[cnn-photo-caption image= http://i2.cdn.turner.com/cnn/2008/images/11/05/chambliss.jpg caption="Will Chambliss keep his senate seat?"]
(CNN) - The two major candidates in Georgia's hotly contested Senate race both said Wednesday they Are launching runoff campaigns as votes continued to be counted and neither man held a majority.
At midday, Republican incumbent Saxby Chambliss led Democratic challenger Jim Martin, with Chambliss having 1,838,891 votes or 49.9 percent to Martin's 1,721,087 or 46.7 percent. Libertarian candidate Allen Buckley was credited with 3.4 percent of the vote.
"We're in a runoff," Martin said at a news conference. "This race has just begun."
Chambliss also called a news conference to declare, "We've already hit the ground. We're getting ready for the runoff."
A spokesman for the Georgia secretary of state's office said it will likely be next week before election results are finalized and certified statewide.
An unknown number of ballots from members of the military and Georgians overseas were yet to be counted, scattered precincts in the state had yet to report their totals, voters issued provisional ballots for various reasons had until Thursday to resolve their issues and have their votes counted, and at least one major county in the state was still tallying ballots that had been mailed in, said Matt Carrothers of the secretary of state's office.
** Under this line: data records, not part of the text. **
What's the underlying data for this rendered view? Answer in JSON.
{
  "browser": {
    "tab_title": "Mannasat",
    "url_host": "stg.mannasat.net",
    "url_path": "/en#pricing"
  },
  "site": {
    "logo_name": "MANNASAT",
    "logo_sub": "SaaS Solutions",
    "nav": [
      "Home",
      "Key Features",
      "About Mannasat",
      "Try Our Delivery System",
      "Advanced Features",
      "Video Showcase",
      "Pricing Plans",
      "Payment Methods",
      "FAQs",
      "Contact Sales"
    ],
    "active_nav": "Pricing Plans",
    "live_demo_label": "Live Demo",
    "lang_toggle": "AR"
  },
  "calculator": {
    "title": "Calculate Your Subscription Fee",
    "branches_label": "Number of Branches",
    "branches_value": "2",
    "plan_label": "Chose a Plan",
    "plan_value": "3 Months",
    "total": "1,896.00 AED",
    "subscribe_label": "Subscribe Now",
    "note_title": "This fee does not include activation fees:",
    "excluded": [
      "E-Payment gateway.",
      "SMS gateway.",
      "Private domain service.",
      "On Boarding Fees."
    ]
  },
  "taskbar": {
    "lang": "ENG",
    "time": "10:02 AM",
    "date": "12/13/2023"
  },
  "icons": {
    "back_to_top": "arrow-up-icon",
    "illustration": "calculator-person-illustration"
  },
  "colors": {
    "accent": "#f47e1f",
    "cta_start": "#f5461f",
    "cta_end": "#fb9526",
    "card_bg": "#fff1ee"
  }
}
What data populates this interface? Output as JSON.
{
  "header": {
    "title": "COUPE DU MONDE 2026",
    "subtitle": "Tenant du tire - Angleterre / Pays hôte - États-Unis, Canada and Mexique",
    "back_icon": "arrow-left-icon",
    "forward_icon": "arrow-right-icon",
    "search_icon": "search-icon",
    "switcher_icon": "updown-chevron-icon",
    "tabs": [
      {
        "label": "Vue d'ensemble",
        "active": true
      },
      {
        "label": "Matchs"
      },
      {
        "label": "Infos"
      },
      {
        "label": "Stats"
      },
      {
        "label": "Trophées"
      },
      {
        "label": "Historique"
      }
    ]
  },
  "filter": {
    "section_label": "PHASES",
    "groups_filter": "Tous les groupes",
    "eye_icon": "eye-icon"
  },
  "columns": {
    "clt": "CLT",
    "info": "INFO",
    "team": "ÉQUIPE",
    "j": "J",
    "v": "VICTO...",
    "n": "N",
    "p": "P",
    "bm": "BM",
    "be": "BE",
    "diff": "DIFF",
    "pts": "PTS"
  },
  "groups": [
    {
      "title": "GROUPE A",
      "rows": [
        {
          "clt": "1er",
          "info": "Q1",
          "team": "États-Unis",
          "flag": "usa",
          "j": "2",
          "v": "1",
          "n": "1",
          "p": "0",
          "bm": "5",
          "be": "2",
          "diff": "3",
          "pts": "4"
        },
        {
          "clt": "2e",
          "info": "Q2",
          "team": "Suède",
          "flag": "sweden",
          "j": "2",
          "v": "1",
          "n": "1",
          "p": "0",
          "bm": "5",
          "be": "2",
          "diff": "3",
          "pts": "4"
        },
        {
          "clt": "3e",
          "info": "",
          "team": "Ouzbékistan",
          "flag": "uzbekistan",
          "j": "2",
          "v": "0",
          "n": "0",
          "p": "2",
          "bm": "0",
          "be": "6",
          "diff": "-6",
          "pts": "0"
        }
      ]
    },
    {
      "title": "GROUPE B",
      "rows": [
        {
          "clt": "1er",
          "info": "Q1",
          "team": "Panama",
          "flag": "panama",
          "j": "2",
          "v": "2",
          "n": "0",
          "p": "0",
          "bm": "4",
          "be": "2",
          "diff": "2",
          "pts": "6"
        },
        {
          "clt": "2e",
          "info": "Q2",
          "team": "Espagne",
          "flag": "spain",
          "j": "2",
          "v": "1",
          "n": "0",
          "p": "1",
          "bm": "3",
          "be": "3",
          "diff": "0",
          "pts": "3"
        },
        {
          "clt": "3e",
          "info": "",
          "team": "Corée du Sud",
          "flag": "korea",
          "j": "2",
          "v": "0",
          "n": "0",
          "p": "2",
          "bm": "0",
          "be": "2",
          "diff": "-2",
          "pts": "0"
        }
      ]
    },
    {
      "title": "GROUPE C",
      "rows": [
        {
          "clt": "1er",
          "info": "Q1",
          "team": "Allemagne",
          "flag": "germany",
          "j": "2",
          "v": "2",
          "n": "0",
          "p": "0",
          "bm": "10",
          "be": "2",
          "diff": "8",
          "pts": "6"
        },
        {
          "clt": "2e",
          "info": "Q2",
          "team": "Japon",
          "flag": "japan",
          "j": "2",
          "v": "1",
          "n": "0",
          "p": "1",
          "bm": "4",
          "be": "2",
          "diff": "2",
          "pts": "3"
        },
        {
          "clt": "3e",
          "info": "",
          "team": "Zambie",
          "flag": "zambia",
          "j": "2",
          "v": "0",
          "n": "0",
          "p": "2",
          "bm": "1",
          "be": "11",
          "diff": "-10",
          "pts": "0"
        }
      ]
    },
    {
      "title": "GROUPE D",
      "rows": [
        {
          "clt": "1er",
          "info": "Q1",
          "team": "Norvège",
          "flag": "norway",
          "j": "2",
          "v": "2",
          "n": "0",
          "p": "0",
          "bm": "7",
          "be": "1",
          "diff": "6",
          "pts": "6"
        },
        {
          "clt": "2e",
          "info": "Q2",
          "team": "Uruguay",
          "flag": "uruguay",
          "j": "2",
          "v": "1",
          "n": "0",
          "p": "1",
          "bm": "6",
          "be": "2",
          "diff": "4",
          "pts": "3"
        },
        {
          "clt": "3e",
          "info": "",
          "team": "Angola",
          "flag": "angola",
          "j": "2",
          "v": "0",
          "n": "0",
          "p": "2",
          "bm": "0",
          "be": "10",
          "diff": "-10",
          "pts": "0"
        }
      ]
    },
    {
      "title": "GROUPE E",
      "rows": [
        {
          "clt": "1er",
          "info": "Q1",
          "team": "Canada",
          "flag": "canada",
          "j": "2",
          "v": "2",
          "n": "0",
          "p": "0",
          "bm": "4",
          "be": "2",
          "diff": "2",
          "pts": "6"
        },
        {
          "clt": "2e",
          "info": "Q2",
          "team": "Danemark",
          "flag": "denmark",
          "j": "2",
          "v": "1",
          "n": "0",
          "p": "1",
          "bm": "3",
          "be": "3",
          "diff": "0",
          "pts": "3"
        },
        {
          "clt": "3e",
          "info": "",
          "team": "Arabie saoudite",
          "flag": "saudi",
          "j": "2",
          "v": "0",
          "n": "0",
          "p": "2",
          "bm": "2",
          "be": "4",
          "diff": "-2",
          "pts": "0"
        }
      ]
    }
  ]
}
He added it is likely that some votes had not even come in yet as members of the military and voters overseas have until Friday for the state to receive their ballots.
"As to how many votes that all adds up to, we don't know and won't know probably until next week," Carrothers said. He added that Georgia's 159 counties - more counties by number than any other state except Texas - will certify their election results once all votes are in and counted, then the
secretary of state's office will certify the counties' results some time next week for an official statewide result.
Carrothers said Fulton County, which includes much of Atlanta and where Martin ran strongly, was still counting ballots mailed in.
In Tuesday's voting, Martin, a former state legislator, fared well in Georgia's urban areas while Chambliss, who unseated Democrat Max Cleland in 2002 in a high-profile Republican effort, was strong in conservative suburban and rural areas.
Voting in the Senate race reflected to a large degree statewide voting in the presidential race. Republican Sen. John McCain had 2,020,680 votes for 52 percent of the state total while Democratic Sen. Barack Obama had 1,809,884 or 47 percent.
Martin quickly sought to link himself with the new president-elect. He invoked Obama's name several times during his news conference Wednesday, saying at one point, "I'm going to do everything I can do to help Barack Obama get off to a fast start."
Secretary of State Karen Handel issued a news release Wednesday saying that 3.9 million Georgians voted in the election, about half of them through early balloting. The total number of voters was more than half a million more than in the general election in 2004, Handel said.